21 Août 2018
August 18, 2018
Leaving no stone unturned in heatstroke battle at nuclear plant
By HIROSHI ISHIZUKA/ Staff Writer
OKUMA, Fukushima Prefecture--How to avert a heatstroke is more pressing than usual in Japan this summer as the archipelago bakes in a record heat wave.
It's not just sun-worshipers, children, the elderly and the infirm who should worry.
Spare a thought for the 5,000 or so workers who toil at the crippled Fukushima No. 1 nuclear power plant to get it ready for decommissioning.
They have to work outside in protective gear, with limited access to water and other resources.
At 5 a.m. on Aug. 6, a manager reminded a 20-strong group from IHI Plant Construction Co., which was contracted by Tokyo Electric Power Co., of the importance of adhering strictly to work rules.
“Please limit your efforts to shifts of less than 90 minutes,” the manager told the assembled workers in a lounge at the plant as he checked the complexion of each individual to gauge their health condition.
The workers are installing storage tanks for radioactive water that is accumulating at the plant.
They are not permitted to take food and beverages with them because of the risk of internal radiation exposure if the perishables are contaminated while they are working.
Water stations have been set up, but workers generally don't bother to quench their thirst as it means they have to change out of their work gear to reach the sites.
During the morning meeting, the manager also checked each worker’s alcohol level and made sure that everybody had water from oral rehydration solution. After that, workers put a cold insulator in their vests and headed to the work site.
The Fukushima plant complex has about 900 tanks set up. IHI Plant Construction installed about 20 percent of them.
The workers' primary responsibility in recent weeks is to inspect the condition of covers put in place to stop rainwater from accumulating around the tanks.
The workers are spared from the scorching sun as they work under cover, but coping with 90 to 95 percent humidity is a formidable challenge.

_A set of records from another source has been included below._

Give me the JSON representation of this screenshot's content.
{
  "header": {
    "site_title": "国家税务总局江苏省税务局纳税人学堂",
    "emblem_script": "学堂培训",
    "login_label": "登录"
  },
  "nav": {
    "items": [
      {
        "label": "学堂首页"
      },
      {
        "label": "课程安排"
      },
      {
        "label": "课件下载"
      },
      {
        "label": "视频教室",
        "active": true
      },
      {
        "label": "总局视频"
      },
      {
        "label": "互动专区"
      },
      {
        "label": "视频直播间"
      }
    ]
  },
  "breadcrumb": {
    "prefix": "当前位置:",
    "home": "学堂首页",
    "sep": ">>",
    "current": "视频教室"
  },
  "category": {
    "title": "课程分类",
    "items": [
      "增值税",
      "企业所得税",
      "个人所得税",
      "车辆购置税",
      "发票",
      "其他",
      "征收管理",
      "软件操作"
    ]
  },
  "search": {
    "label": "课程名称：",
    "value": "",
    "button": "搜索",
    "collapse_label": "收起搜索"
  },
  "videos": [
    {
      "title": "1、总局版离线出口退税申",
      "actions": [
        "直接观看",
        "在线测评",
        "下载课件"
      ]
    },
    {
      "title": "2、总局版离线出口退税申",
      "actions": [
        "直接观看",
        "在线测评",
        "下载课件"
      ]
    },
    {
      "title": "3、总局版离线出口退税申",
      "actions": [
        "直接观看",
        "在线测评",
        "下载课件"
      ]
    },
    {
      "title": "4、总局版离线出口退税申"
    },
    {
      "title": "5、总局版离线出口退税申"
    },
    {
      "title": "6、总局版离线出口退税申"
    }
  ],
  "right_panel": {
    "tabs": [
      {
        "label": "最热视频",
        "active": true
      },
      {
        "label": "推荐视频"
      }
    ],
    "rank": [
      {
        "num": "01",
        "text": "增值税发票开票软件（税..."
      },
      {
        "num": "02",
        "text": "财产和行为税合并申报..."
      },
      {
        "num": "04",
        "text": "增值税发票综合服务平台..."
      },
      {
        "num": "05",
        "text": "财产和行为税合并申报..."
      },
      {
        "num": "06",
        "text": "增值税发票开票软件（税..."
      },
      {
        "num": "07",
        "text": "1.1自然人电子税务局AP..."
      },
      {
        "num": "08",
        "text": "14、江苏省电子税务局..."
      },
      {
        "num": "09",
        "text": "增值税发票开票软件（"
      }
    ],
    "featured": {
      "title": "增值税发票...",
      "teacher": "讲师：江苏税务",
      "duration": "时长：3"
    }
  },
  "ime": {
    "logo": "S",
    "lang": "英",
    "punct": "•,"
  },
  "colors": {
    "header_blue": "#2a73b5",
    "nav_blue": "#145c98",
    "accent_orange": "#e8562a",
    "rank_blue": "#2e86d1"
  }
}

Junichi Ono, the head of the IHI Plant Construction’s task force assigned to the plant, said his company has tried to take every precaution against heatstroke.
“We need to pay attention because we work in a humid environment,” he said. “If a worker falls sick, we will lose valuable time taking that person to the doctor.”
According to TEPCO, 23 workers suffered heatstroke in the summer of 2011, shortly after the nuclear crisis unfolded at the plant.
Learning a lesson from that, workers were later instructed to start their tasks early in the morning and not work outdoors in principle between 2 p.m. and 5 p.m. in July and August, the hottest part of the day.
The “summer time” schedule appears to be paying off.
In fiscal 2014, the number of workers afflicted with heatstroke at the plant stood at 15.
It dropped to four in fiscal 2016, but went back up to six in fiscal 2017 despite it being a relatively cool summer that year.
Although this year’s heat wave is unprecedented, only four workers have suffered heatstroke at the plant this summer.
The Japan Meteorological Agency forecast blistering summer heat in the coming week after a respite this weekend.